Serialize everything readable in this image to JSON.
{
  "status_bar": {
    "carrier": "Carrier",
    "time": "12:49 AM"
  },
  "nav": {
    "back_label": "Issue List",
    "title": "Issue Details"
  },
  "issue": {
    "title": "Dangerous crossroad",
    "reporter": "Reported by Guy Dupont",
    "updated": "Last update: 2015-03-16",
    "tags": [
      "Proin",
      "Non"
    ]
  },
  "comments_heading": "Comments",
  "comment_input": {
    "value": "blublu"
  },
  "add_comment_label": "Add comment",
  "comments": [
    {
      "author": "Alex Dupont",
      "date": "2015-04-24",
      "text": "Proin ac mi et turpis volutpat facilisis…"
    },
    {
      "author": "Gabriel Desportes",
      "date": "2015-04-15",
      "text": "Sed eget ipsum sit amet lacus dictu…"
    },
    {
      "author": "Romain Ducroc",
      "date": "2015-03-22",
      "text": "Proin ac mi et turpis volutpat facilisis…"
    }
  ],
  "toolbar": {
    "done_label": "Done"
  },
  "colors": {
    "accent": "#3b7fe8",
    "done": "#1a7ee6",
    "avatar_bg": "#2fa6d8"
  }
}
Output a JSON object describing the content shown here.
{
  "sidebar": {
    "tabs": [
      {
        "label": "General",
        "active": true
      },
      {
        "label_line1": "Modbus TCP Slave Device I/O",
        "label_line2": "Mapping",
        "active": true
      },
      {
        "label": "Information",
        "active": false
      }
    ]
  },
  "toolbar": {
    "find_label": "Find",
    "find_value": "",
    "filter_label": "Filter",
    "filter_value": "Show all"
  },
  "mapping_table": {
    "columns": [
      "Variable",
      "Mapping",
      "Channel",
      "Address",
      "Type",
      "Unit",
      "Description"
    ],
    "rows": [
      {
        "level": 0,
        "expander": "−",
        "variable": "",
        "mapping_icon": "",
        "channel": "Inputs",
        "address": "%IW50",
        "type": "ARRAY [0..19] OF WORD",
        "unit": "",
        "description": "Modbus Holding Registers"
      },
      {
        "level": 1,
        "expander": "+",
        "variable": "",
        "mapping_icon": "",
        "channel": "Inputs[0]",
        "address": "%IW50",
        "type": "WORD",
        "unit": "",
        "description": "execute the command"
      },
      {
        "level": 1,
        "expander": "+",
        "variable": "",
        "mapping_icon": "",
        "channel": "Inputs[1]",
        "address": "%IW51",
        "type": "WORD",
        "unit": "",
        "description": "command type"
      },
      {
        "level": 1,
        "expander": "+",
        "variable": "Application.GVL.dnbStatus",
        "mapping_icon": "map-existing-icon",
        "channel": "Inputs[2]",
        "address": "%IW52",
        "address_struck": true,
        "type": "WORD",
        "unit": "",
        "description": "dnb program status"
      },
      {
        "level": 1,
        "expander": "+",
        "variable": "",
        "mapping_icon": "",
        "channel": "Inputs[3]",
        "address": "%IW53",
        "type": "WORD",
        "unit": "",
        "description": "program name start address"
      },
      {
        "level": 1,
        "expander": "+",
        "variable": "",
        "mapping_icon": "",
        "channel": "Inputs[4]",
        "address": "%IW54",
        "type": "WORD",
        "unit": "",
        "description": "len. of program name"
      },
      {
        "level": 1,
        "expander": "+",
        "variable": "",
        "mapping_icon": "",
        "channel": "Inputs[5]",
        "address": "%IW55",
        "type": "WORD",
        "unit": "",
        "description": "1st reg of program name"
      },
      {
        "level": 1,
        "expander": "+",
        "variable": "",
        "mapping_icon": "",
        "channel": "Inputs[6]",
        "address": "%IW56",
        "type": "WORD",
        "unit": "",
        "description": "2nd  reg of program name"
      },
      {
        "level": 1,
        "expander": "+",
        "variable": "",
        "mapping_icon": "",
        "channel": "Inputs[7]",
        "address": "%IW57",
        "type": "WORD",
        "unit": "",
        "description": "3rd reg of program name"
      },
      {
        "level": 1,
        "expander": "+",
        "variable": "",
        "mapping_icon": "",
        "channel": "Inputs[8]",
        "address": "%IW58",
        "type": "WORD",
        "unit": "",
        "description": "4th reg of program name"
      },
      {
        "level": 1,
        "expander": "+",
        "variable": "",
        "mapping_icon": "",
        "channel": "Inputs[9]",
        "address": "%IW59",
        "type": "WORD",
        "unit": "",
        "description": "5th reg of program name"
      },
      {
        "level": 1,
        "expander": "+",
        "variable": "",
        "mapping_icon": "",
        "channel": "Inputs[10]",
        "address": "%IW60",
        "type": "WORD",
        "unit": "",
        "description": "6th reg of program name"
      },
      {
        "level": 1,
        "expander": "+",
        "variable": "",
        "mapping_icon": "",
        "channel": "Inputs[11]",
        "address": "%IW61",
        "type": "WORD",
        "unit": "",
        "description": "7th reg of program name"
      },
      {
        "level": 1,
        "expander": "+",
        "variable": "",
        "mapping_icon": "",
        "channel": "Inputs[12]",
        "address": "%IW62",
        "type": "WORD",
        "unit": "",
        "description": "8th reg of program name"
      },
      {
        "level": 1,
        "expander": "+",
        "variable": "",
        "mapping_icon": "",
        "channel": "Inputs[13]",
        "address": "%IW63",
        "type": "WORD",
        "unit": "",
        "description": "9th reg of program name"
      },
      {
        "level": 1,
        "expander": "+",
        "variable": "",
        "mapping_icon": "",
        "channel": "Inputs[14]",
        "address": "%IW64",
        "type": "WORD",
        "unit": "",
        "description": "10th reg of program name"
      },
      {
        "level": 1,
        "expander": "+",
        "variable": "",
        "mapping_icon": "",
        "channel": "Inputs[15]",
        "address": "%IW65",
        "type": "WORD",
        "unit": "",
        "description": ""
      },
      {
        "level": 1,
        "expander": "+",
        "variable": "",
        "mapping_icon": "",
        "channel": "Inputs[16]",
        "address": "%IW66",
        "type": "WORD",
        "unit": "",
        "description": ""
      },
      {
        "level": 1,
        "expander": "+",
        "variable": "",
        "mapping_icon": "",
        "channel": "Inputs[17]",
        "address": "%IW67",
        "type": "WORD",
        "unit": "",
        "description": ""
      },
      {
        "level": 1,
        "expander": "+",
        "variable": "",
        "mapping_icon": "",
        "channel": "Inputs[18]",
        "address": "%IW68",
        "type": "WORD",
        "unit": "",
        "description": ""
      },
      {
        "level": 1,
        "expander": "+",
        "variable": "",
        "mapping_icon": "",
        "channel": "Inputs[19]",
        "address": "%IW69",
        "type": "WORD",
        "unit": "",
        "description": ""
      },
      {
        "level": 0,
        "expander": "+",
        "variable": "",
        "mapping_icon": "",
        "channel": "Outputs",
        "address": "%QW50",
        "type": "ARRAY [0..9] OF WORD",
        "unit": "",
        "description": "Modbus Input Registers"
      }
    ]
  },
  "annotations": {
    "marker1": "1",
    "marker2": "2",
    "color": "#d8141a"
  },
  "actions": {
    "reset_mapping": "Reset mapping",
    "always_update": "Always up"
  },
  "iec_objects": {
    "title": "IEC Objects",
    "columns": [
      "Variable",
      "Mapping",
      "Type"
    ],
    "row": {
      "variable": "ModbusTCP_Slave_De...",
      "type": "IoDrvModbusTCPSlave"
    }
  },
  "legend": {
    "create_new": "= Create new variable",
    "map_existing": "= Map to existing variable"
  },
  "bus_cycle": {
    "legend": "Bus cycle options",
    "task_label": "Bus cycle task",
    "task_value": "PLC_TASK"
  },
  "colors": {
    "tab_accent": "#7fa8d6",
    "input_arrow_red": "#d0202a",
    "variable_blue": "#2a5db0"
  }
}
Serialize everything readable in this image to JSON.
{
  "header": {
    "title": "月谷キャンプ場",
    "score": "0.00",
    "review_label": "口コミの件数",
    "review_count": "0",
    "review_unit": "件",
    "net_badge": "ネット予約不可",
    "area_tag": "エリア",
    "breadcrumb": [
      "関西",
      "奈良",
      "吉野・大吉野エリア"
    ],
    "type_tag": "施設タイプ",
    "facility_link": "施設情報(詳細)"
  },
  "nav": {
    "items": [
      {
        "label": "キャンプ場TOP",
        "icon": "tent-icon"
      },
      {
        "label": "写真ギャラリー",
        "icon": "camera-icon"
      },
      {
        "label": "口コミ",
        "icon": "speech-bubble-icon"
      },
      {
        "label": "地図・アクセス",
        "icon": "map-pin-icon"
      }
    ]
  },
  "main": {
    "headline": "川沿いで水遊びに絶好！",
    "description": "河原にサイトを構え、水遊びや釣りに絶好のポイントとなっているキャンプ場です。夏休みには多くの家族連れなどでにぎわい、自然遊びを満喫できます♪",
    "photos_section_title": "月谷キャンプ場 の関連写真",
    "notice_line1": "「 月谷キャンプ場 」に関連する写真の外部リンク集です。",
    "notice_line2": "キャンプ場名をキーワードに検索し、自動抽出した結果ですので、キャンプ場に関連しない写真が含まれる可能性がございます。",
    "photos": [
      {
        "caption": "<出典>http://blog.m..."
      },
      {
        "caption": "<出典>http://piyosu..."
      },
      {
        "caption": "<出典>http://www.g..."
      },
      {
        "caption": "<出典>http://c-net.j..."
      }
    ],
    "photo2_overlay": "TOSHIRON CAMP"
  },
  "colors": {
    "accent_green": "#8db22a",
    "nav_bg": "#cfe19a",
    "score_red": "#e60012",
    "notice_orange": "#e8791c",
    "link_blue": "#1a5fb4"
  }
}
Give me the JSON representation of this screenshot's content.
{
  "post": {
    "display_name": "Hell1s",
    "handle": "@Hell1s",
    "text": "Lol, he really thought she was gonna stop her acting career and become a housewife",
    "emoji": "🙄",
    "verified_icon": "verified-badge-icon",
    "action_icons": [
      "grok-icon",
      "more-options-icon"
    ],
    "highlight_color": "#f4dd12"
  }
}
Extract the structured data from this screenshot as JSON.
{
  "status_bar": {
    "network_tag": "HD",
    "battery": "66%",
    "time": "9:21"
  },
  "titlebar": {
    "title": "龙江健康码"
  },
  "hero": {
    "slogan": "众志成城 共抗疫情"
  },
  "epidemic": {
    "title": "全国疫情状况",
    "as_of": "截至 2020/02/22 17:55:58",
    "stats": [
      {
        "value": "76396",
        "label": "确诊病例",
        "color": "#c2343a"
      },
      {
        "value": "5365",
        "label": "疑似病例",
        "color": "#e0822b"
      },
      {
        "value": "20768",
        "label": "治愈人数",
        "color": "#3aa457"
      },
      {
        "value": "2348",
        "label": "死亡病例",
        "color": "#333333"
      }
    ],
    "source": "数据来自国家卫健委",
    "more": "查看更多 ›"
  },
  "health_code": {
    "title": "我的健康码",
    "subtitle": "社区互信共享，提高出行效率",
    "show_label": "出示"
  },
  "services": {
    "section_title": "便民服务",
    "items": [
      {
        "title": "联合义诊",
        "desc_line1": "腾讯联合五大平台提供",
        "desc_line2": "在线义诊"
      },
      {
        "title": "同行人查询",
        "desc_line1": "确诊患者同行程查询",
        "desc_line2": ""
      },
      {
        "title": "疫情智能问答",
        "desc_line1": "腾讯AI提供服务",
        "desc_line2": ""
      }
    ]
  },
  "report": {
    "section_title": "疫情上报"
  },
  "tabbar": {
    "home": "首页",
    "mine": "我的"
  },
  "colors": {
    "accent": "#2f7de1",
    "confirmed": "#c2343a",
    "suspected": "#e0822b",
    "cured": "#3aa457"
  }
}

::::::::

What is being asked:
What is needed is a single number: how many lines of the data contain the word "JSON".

Answer below:
5